**Your task**: Scan the records for the string "meta" and state how many lines contain it, using the number alone.

Page and application data records
BEGIN

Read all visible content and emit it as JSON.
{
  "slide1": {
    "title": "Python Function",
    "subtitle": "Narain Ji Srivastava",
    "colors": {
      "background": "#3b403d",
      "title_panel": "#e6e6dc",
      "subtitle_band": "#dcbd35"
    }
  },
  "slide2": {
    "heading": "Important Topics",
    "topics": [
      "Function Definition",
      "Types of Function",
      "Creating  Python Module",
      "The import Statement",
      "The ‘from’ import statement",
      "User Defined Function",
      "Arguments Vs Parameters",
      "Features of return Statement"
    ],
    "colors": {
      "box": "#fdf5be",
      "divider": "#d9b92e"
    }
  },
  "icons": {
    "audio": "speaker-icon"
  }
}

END
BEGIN

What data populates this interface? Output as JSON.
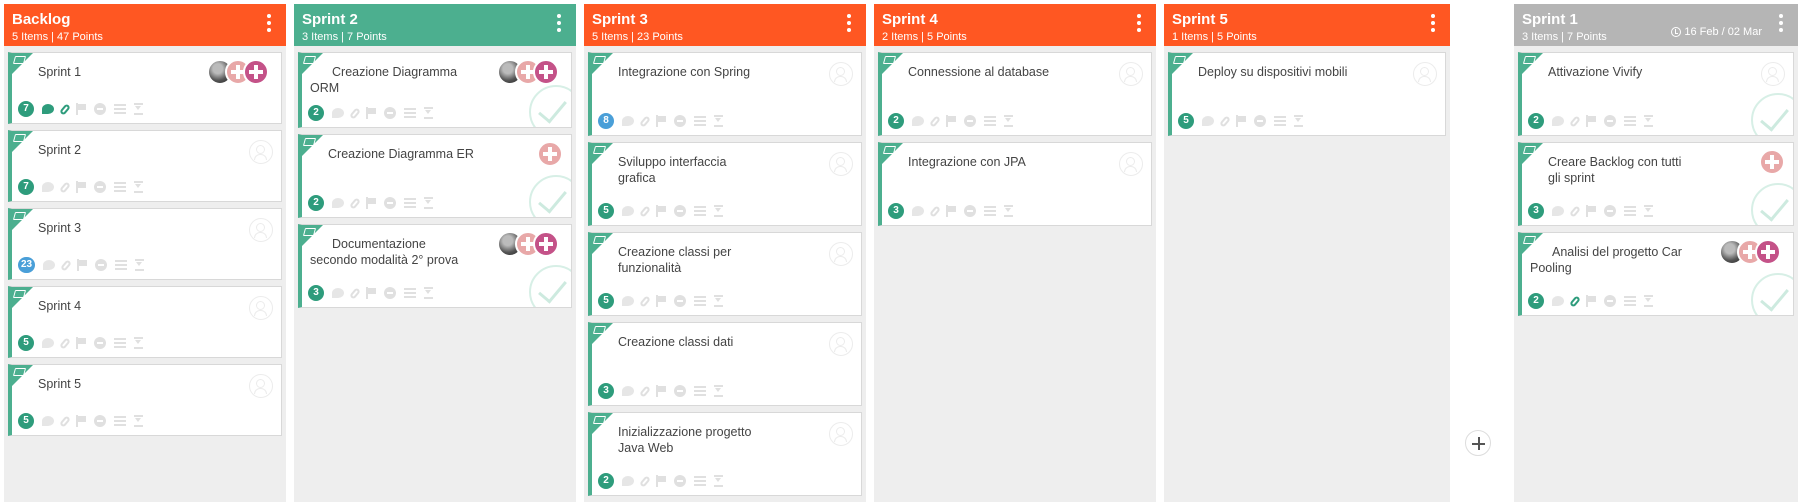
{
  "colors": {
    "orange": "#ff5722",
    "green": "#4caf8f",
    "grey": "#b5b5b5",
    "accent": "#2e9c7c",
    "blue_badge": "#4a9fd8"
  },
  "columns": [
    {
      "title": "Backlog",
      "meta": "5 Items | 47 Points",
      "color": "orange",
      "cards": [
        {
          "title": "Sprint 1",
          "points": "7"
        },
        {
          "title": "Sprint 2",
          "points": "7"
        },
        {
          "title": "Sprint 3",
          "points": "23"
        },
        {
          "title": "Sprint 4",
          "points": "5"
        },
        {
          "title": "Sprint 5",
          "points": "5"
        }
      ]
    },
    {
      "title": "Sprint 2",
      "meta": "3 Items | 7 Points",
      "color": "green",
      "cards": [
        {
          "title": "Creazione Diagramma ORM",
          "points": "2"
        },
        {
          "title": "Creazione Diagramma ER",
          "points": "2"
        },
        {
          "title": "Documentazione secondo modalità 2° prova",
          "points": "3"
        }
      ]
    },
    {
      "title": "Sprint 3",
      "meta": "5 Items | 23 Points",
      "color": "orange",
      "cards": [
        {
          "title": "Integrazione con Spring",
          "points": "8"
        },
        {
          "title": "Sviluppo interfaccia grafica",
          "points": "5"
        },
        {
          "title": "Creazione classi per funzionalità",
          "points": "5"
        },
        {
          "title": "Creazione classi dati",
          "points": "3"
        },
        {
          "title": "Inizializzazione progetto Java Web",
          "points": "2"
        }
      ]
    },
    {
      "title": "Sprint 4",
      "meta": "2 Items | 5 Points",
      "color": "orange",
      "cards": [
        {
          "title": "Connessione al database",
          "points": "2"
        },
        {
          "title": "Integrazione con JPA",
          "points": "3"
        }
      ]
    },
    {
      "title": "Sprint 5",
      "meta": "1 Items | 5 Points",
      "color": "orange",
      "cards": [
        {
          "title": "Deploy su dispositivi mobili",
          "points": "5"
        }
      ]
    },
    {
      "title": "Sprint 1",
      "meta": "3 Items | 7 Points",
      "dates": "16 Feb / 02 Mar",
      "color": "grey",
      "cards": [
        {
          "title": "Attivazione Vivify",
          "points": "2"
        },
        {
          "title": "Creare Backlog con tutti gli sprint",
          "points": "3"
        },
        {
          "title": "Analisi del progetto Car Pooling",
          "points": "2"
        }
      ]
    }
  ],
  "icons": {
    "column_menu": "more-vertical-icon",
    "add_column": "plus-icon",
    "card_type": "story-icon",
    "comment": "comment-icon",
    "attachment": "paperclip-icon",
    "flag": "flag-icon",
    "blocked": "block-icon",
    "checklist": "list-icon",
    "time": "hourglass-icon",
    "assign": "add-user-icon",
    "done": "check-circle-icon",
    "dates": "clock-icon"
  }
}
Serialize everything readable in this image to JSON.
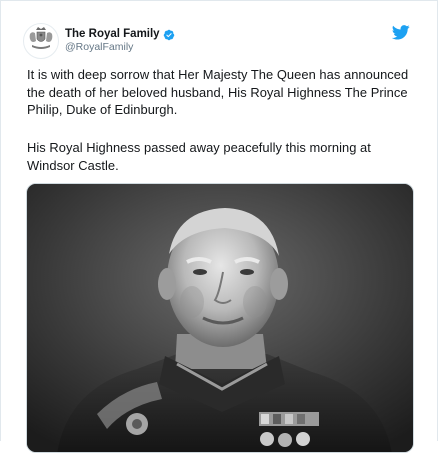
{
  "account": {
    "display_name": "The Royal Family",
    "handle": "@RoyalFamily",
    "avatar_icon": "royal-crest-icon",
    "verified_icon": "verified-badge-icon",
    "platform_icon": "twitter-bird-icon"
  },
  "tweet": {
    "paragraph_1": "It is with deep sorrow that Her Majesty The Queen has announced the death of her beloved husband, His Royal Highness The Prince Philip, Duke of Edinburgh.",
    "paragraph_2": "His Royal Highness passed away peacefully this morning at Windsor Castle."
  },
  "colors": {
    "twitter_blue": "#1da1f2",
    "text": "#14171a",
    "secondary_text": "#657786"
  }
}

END
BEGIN

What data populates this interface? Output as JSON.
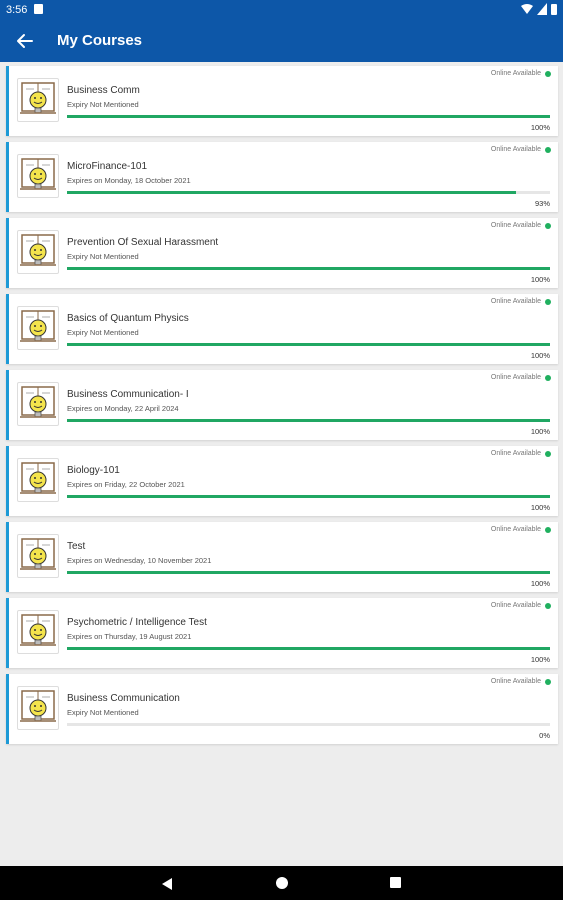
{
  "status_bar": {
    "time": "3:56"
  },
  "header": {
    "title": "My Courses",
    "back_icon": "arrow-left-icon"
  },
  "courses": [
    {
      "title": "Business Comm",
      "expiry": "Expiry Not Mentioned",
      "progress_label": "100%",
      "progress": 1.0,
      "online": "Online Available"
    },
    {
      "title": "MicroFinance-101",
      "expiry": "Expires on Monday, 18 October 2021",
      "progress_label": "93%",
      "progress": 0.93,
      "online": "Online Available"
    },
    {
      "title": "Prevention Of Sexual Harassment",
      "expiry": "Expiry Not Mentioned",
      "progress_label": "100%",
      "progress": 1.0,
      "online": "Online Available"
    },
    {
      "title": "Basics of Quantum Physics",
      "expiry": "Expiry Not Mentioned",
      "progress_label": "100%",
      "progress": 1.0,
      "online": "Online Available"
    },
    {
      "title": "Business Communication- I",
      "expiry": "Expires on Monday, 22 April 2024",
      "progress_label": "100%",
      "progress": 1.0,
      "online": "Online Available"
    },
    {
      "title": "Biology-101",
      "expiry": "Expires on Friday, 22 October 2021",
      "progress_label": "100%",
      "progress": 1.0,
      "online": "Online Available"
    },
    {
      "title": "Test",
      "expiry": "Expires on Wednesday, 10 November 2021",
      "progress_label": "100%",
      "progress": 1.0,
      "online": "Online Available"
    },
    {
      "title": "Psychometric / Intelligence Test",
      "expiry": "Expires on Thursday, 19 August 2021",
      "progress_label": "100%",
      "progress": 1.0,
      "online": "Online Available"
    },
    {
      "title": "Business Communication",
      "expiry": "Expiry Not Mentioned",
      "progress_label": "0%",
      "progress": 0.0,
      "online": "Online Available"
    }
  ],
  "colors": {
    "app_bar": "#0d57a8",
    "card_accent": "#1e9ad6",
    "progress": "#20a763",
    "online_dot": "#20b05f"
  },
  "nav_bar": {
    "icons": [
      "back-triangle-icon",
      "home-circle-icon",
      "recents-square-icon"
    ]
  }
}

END

**Result of this exercise**: 6